  41. ^ Rubenstein, Grace. "What's Not on the Test: How to Turn Assessment into Learning A Q&A with High Tech High teaching guru Rob Riordan.". Edutopia. Edutopia. Retrieved 12 August 2014. 
  42. ^ Price, David (10 November 2013). OPEN: How we'll work, live and learn in the future. United Kingdom: Crux Publishing. ISBN 1909979015. 
  43. ^ Kopietz, Courtni; Harrington, Samantha; Lodaya, Hetali. "High Tech High philosophy encourages project-based learning". STEMwire. Retrieved 12 August 2014. 

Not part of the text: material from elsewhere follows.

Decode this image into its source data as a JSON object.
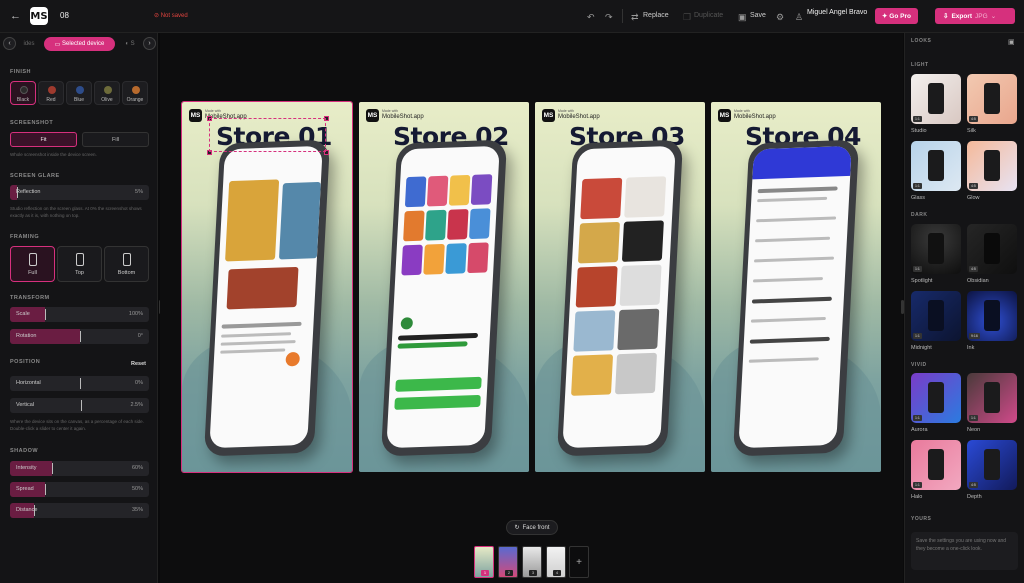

  44. ^ Wagner, Tony; Compton, Robert A. (17 April 2012). Creating innovators: the making of young people who will change the world. New York: Scribner. p. 192. ISBN 145161151X. 
  45. ^ Wagner, Tony; Compton, Robert A. (17 April 2012). Creating innovators: the making of young people who will change the world. New York: Scribner. pp. 192–3. ISBN 1451611498. 
  46. ^ "HTH Graduate School of Education". HTH Graduate School of Education. Retrieved 12 August 2014. 
  47. ^ "HTH GSE: Leading Schools Program". HTH GSE: Leading Schools Program. Archived from the original on 12 August 2014. Retrieved 12 August 2014. 
  48. ^ Krauss, Jane I.; Boss, Suzanne K. (8 March 2013). Thinking Through Project-Based Learning: Guiding Deeper Inquiry (1 ed.). Newbury Park, CA: Corwin. p. 185. ISBN 978-1452202563. 
  49. ^ "UnBoxed: About Us". UnBoxed: About Us. Retrieved 12 August 2014. 
  50. ^ "UnBoxed: online[ Past Events ]". UnBoxed: online[ Past Events ]. Retrieved 12 August 2014. 
  51. ^ "UnBoxed: online[ Events ]". UnBoxed: online[ Events ]. 

External links[edit]